So long as you have your RasPi screen as shown, a headless NextCloud server is already running there. To verify, the command ‘snap services nextcloud’ should give you the following:
Service Startup Current Notes
nextcloud.apache enabled active -
nextcloud.mdns-publisher enabled active -
nextcloud.mysql enabled active -
nextcloud.nextcloud-cron enabled active -
nextcloud.nextcloud-fixer enabled inactive -
nextcloud.php-fpm enabled active -
nextcloud.redis-server enabled active -
nextcloud.renew-certs enabled active -
I set up my RasPi NextCloud server from Ubuntu 20.04 and was able to log into its web console by pointing my browser to http://nextcloud.local. The web console enables you to manage the server environment. Since you are having difficulties in reaching the web console, I suggest that you do the following:

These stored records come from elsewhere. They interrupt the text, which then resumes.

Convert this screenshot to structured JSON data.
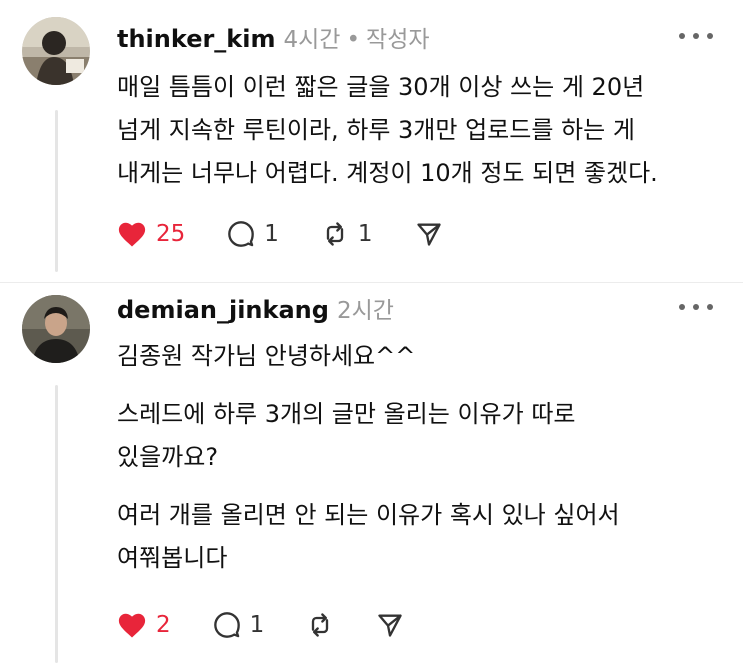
{
  "colors": {
    "like": "#e8253a",
    "meta": "#999999",
    "text": "#101010"
  },
  "posts": [
    {
      "username": "thinker_kim",
      "time": "4시간",
      "badge": "작성자",
      "avatar_icon": "avatar-photo",
      "paragraphs": [
        "매일 틈틈이 이런 짧은 글을 30개 이상 쓰는 게 20년\n넘게 지속한 루틴이라, 하루 3개만 업로드를 하는 게\n내게는 너무나 어렵다. 계정이 10개 정도 되면 좋겠다."
      ],
      "likes": "25",
      "replies": "1",
      "reposts": "1"
    },
    {
      "username": "demian_jinkang",
      "time": "2시간",
      "avatar_icon": "avatar-photo",
      "paragraphs": [
        "김종원 작가님 안녕하세요^^",
        "스레드에 하루 3개의 글만 올리는 이유가 따로\n있을까요?",
        "여러 개를 올리면 안 되는 이유가 혹시 있나 싶어서\n여쭤봅니다"
      ],
      "likes": "2",
      "replies": "1"
    }
  ]
}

- ssh to your RasPi
- Run ‘sudo nextcloud.occ config:system:set trusted_domains 1 --value=192.168.2.130’. This will register your RasPi’s IP address as a trusted domain.

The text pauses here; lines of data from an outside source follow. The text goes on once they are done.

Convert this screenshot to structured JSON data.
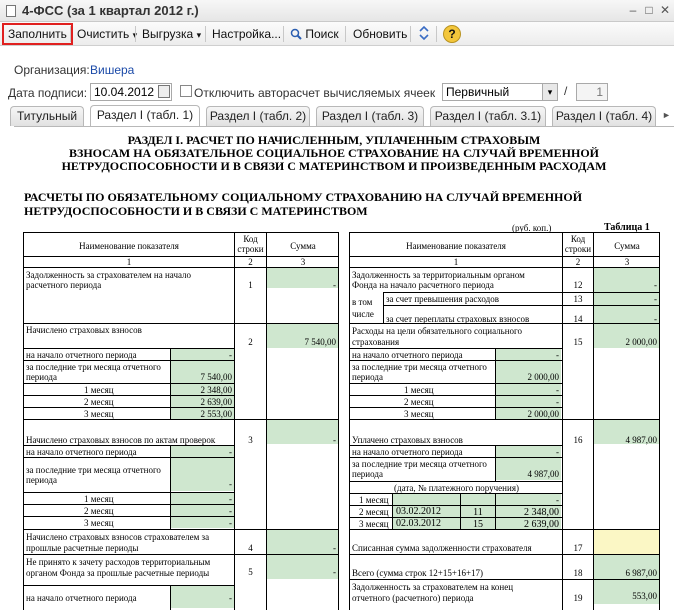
{
  "window": {
    "title": "4-ФСС (за 1 квартал 2012 г.)",
    "min": "–",
    "max": "□",
    "close": "✕"
  },
  "toolbar": {
    "fill": "Заполнить",
    "clear": "Очистить",
    "export": "Выгрузка",
    "settings": "Настройка...",
    "search": "Поиск",
    "refresh": "Обновить",
    "help": "?",
    "arrow": "▾"
  },
  "form": {
    "org_label": "Организация:",
    "org_value": "Вишера",
    "date_label": "Дата подписи:",
    "date_value": "10.04.2012",
    "autocalc_label": "Отключить авторасчет вычисляемых ячеек",
    "report_type": "Первичный",
    "slash": "/",
    "num": "1"
  },
  "tabs": [
    "Титульный",
    "Раздел I (табл. 1)",
    "Раздел I (табл. 2)",
    "Раздел I (табл. 3)",
    "Раздел I (табл. 3.1)",
    "Раздел I (табл. 4)"
  ],
  "doc": {
    "section_title": [
      "РАЗДЕЛ I.   РАСЧЕТ ПО НАЧИСЛЕННЫМ, УПЛАЧЕННЫМ СТРАХОВЫМ",
      "ВЗНОСАМ НА ОБЯЗАТЕЛЬНОЕ СОЦИАЛЬНОЕ СТРАХОВАНИЕ НА СЛУЧАЙ ВРЕМЕННОЙ",
      "НЕТРУДОСПОСОБНОСТИ И В СВЯЗИ С МАТЕРИНСТВОМ И ПРОИЗВЕДЕННЫМ РАСХОДАМ"
    ],
    "sub_title": [
      "РАСЧЕТЫ ПО ОБЯЗАТЕЛЬНОМУ СОЦИАЛЬНОМУ СТРАХОВАНИЮ НА СЛУЧАЙ ВРЕМЕННОЙ",
      "НЕТРУДОСПОСОБНОСТИ И В СВЯЗИ С МАТЕРИНСТВОМ"
    ],
    "units": "(руб. коп.)",
    "table_no": "Таблица 1",
    "hdr": {
      "name": "Наименование показателя",
      "code": "Код строки",
      "code2": "строки",
      "sum": "Сумма",
      "n1": "1",
      "n2": "2",
      "n3": "3"
    },
    "left": {
      "r1a": "Задолженность за страхователем на начало",
      "r1b": "расчетного периода",
      "r1code": "1",
      "r1val": "-",
      "r2": "Начислено страховых взносов",
      "r2code": "2",
      "r2val": "7 540,00",
      "r2s1": "на начало отчетного периода",
      "r2s1v": "-",
      "r2s2a": "за последние три месяца отчетного",
      "r2s2b": "периода",
      "r2s2v": "7 540,00",
      "m1": "1 месяц",
      "m1v": "2 348,00",
      "m2": "2 месяц",
      "m2v": "2 639,00",
      "m3": "3 месяц",
      "m3v": "2 553,00",
      "r3": "Начислено страховых взносов по актам проверок",
      "r3code": "3",
      "r3val": "-",
      "r3s1": "на начало отчетного периода",
      "r3s1v": "-",
      "r3s2a": "за последние три месяца отчетного",
      "r3s2b": "периода",
      "r3s2v": "-",
      "r3m1": "1 месяц",
      "r3m1v": "-",
      "r3m2": "2 месяц",
      "r3m2v": "-",
      "r3m3": "3 месяц",
      "r3m3v": "-",
      "r4a": "Начислено страховых взносов страхователем за",
      "r4b": "прошлые расчетные периоды",
      "r4code": "4",
      "r4val": "-",
      "r5a": "Не принято к зачету расходов территориальным",
      "r5b": "органом Фонда за прошлые расчетные периоды",
      "r5code": "5",
      "r5val": "-",
      "r5s1": "на начало отчетного периода",
      "r5s1v": "-"
    },
    "right": {
      "r12a": "Задолженность за территориальным органом",
      "r12b": "Фонда на  начало расчетного периода",
      "r12code": "12",
      "r12val": "-",
      "intotal": "в том",
      "intotal2": "числе",
      "r13": "за счет превышения расходов",
      "r13code": "13",
      "r13val": "-",
      "r14": "за счет переплаты страховых взносов",
      "r14code": "14",
      "r14val": "-",
      "r15a": "Расходы на цели обязательного социального",
      "r15b": "страхования",
      "r15code": "15",
      "r15val": "2 000,00",
      "r15s1": "на начало отчетного периода",
      "r15s1v": "-",
      "r15s2a": "за последние три месяца отчетного",
      "r15s2b": "периода",
      "r15s2v": "2 000,00",
      "m1": "1 месяц",
      "m1v": "-",
      "m2": "2 месяц",
      "m2v": "-",
      "m3": "3 месяц",
      "m3v": "2 000,00",
      "r16": "Уплачено страховых взносов",
      "r16code": "16",
      "r16val": "4 987,00",
      "r16s1": "на начало отчетного периода",
      "r16s1v": "-",
      "r16s2a": "за последние три месяца отчетного",
      "r16s2b": "периода",
      "r16s2v": "4 987,00",
      "pay": "(дата, № платежного поручения)",
      "p1": "1 месяц",
      "p1v": "-",
      "p2": "2 месяц",
      "p2d": "03.02.2012",
      "p2n": "11",
      "p2v": "2 348,00",
      "p3": "3 месяц",
      "p3d": "02.03.2012",
      "p3n": "15",
      "p3v": "2 639,00",
      "r17": "Списанная сумма задолженности страхователя",
      "r17code": "17",
      "r17val": "",
      "r18": "Всего (сумма строк 12+15+16+17)",
      "r18code": "18",
      "r18val": "6 987,00",
      "r19a": "Задолженность за страхователем на конец",
      "r19b": "отчетного (расчетного) периода",
      "r19code": "19",
      "r19val": "553,00"
    }
  }
}
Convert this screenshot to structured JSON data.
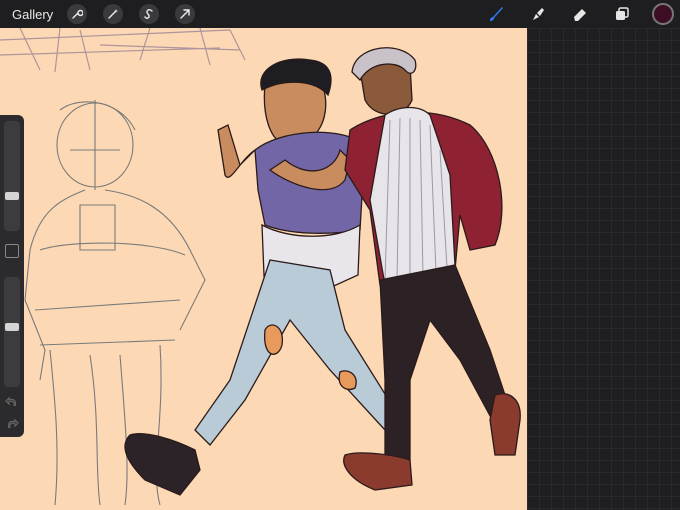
{
  "toolbar": {
    "gallery_label": "Gallery",
    "left_tools": [
      "wrench-icon",
      "magic-wand-icon",
      "selection-icon",
      "transform-icon"
    ],
    "right_tools": [
      "brush-icon",
      "smudge-icon",
      "eraser-icon",
      "layers-icon"
    ],
    "active_tool": "brush-icon",
    "color": "#3d0d24",
    "accent": "#2f7bf5"
  },
  "sidebar": {
    "brush_size_level": 0.3,
    "opacity_level": 0.55
  }
}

- To verify, run ‘sudo nextcloud.occ config:system:get trusted_domains’. You should see the IP address listed:
- Run ‘snap restart nextcloud’ to restart the NextCloud server.

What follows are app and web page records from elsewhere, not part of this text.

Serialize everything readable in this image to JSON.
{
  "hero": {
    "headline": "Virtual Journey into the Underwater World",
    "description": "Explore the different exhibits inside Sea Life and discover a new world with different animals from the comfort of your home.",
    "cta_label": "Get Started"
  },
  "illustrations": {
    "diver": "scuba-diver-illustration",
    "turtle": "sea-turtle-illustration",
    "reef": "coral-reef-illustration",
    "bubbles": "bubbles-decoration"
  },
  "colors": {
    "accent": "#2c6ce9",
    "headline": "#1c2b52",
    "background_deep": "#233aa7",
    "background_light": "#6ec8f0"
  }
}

- Exit RasPi
Now point your Mac browser to http://192.168.2.130 to log into the web console - You may get an insecure server warning, though. On your first login, you must set your user name & password.
To connect other devices to the NextCloud server on the same LAN, use http://192.168.2.130, not http://nextcloud.local. In my case, Ubuntu/Debian/OS X/Android clients all have been connected this way to my RasPi NextCloud server.
Hope the above will work for you.